- Working data:
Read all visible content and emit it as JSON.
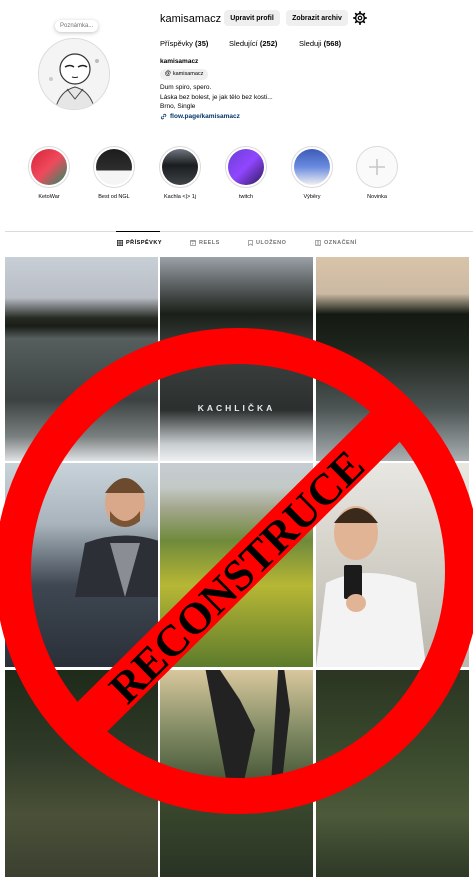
{
  "profile": {
    "username": "kamisamacz",
    "note_text": "Poznámka...",
    "edit_profile_label": "Upravit profil",
    "view_archive_label": "Zobrazit archiv",
    "stats": {
      "posts_label": "Příspěvky",
      "posts_count": "(35)",
      "followers_label": "Sledující",
      "followers_count": "(252)",
      "following_label": "Sleduji",
      "following_count": "(568)"
    },
    "bio": {
      "name": "kamisamacz",
      "threads_handle": "kamisamacz",
      "lines": [
        "Dum spiro, spero.",
        "Láska bez bolest, je jak tělo bez kosti...",
        "Brno, Single"
      ],
      "link": "flow.page/kamisamacz"
    }
  },
  "highlights": [
    {
      "label": "KetoWar",
      "icon": "ketowar-thumb"
    },
    {
      "label": "Best od NGL",
      "icon": "ngl-thumb"
    },
    {
      "label": "Kachla <|> 1j",
      "icon": "kachla-thumb"
    },
    {
      "label": "twitch",
      "icon": "twitch-thumb"
    },
    {
      "label": "Výběry",
      "icon": "vybery-thumb"
    },
    {
      "label": "Novinka",
      "icon": "plus-icon"
    }
  ],
  "tabs": [
    {
      "label": "PŘÍSPĚVKY",
      "icon": "grid-icon",
      "active": true
    },
    {
      "label": "REELS",
      "icon": "reels-icon",
      "active": false
    },
    {
      "label": "ULOŽENO",
      "icon": "bookmark-icon",
      "active": false
    },
    {
      "label": "OZNAČENÍ",
      "icon": "tagged-icon",
      "active": false
    }
  ],
  "grid": {
    "post_caption_text": "KACHLIČKA",
    "overlay_text": "RECONSTRUCE"
  },
  "colors": {
    "link": "#00376b",
    "button_bg": "#efefef",
    "overlay_red": "#ff0000"
  }
}
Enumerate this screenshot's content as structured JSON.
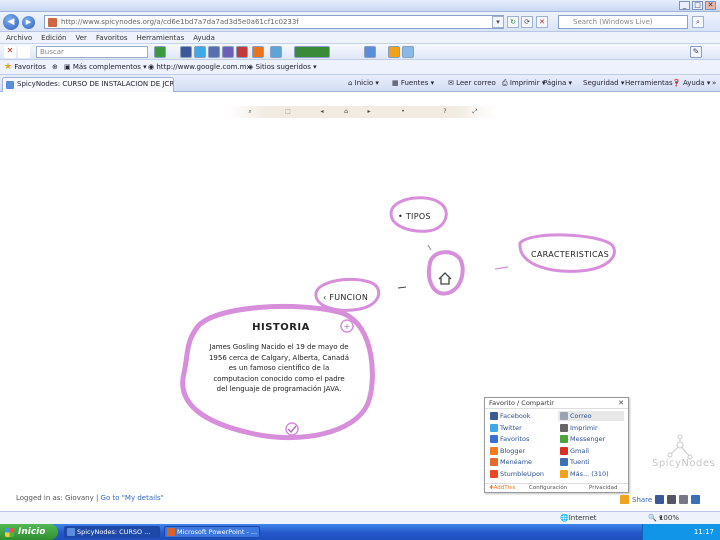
{
  "browser": {
    "url": "http://www.spicynodes.org/a/cd6e1bd7a7da7ad3d5e0a61cf1c0233f",
    "search_placeholder": "Search (Windows Live)",
    "menu": [
      "Archivo",
      "Edición",
      "Ver",
      "Favoritos",
      "Herramientas",
      "Ayuda"
    ],
    "toolbar_search_placeholder": "Buscar",
    "favorites_label": "Favoritos",
    "favorites_items": [
      "Más complementos",
      "http://www.google.com.mx",
      "Sitios sugeridos"
    ],
    "tab_title": "SpicyNodes: CURSO DE INSTALACION DE JCREATOR",
    "commands": [
      "Inicio",
      "Fuentes",
      "Leer correo",
      "Imprimir",
      "Página",
      "Seguridad",
      "Herramientas",
      "Ayuda"
    ]
  },
  "mindmap": {
    "toolbar_icons": [
      "zoom-icon",
      "fit-icon",
      "back-icon",
      "home-icon",
      "forward-icon",
      "info-icon",
      "help-icon",
      "fullscreen-icon"
    ],
    "nodes": {
      "tipos": "• TIPOS",
      "caracteristicas": "CARACTERISTICAS",
      "funcion": "‹ FUNCION"
    },
    "historia": {
      "title": "HISTORIA",
      "text": "James Gosling Nacido el 19 de mayo de 1956 cerca de Calgary, Alberta, Canadá es un famoso científico de la computacion conocido como el padre del lenguaje de programación JAVA."
    },
    "login_text": "Logged in as: Giovany",
    "login_sep": " | ",
    "login_link": "Go to \"My details\"",
    "brand": "SpicyNodes"
  },
  "share_popup": {
    "title": "Favorito / Compartir",
    "items": [
      {
        "label": "Facebook",
        "color": "#3b5998"
      },
      {
        "label": "Correo",
        "color": "#9aa3b3"
      },
      {
        "label": "Twitter",
        "color": "#3ea9e8"
      },
      {
        "label": "Imprimir",
        "color": "#666666"
      },
      {
        "label": "Favoritos",
        "color": "#3a6fd8"
      },
      {
        "label": "Messenger",
        "color": "#4aa33b"
      },
      {
        "label": "Blogger",
        "color": "#f47b20"
      },
      {
        "label": "Gmail",
        "color": "#d93025"
      },
      {
        "label": "Menéame",
        "color": "#e06b2a"
      },
      {
        "label": "Tuenti",
        "color": "#3b6fb6"
      },
      {
        "label": "StumbleUpon",
        "color": "#eb4924"
      },
      {
        "label": "Más... (310)",
        "color": "#f0a31a"
      }
    ],
    "footer_left": "AddThis",
    "footer_mid": "Configuración",
    "footer_right": "Privacidad"
  },
  "share_link": "Share",
  "statusbar": {
    "zone": "Internet",
    "zoom": "100%"
  },
  "taskbar": {
    "start": "Inicio",
    "tasks": [
      "SpicyNodes: CURSO ...",
      "Microsoft PowerPoint - ..."
    ],
    "time": "11:17"
  },
  "colors": {
    "node_accent": "#d78fdc",
    "link_blue": "#3568b8",
    "taskbar_blue": "#2458c9"
  }
}
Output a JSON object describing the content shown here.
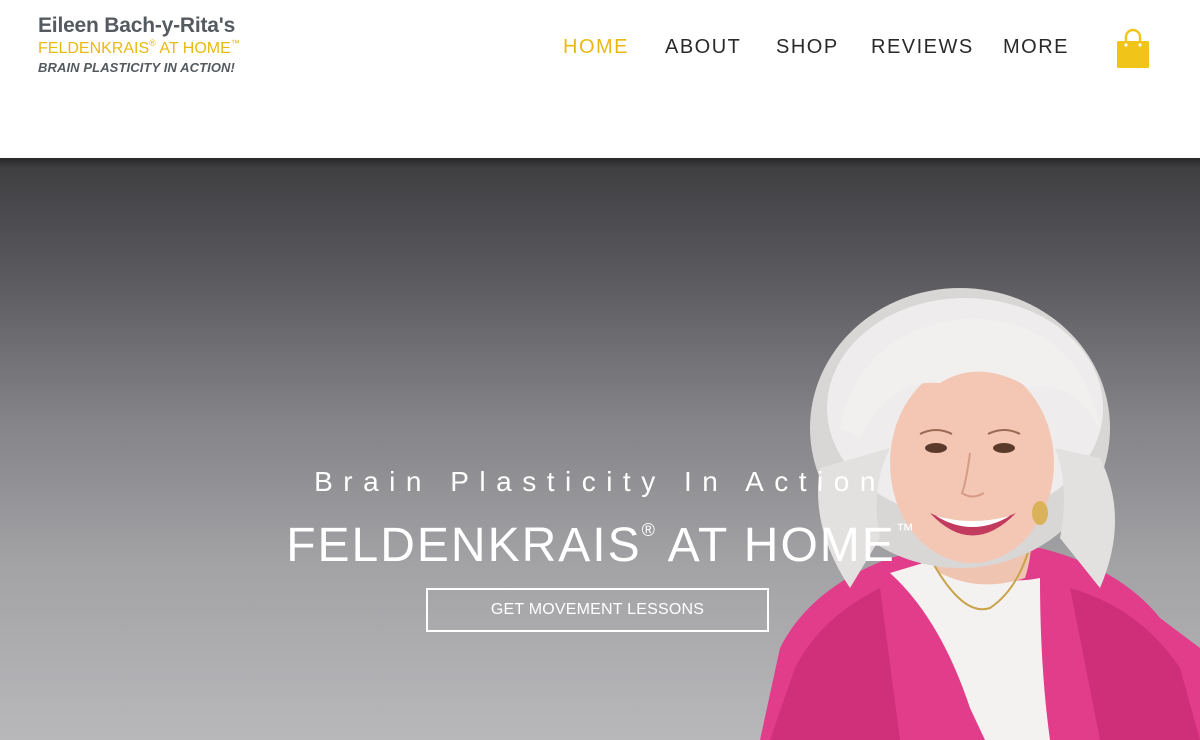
{
  "logo": {
    "name": "Eileen Bach-y-Rita's",
    "brand_main": "FELDENKRAIS",
    "brand_reg": "®",
    "brand_rest": "AT HOME",
    "brand_tm": "™",
    "tagline": "BRAIN PLASTICITY IN ACTION!"
  },
  "nav": {
    "home": "HOME",
    "about": "ABOUT",
    "shop": "SHOP",
    "reviews": "REVIEWS",
    "more": "MORE",
    "active": "HOME"
  },
  "cart": {
    "icon": "shopping-bag-icon",
    "count": "0",
    "color": "#f0c419"
  },
  "hero": {
    "tagline": "Brain Plasticity In Action",
    "title_main": "FELDENKRAIS",
    "title_reg": "®",
    "title_rest": "AT HOME",
    "title_tm": "™",
    "cta_label": "GET MOVEMENT LESSONS"
  },
  "colors": {
    "accent": "#e9b913",
    "nav_text": "#2a2a2a",
    "logo_gray": "#555a60"
  }
}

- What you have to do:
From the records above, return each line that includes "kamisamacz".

- Exercise output:
    "username": "kamisamacz",
      "name": "kamisamacz",
      "threads_handle": "kamisamacz",
      "link": "flow.page/kamisamacz"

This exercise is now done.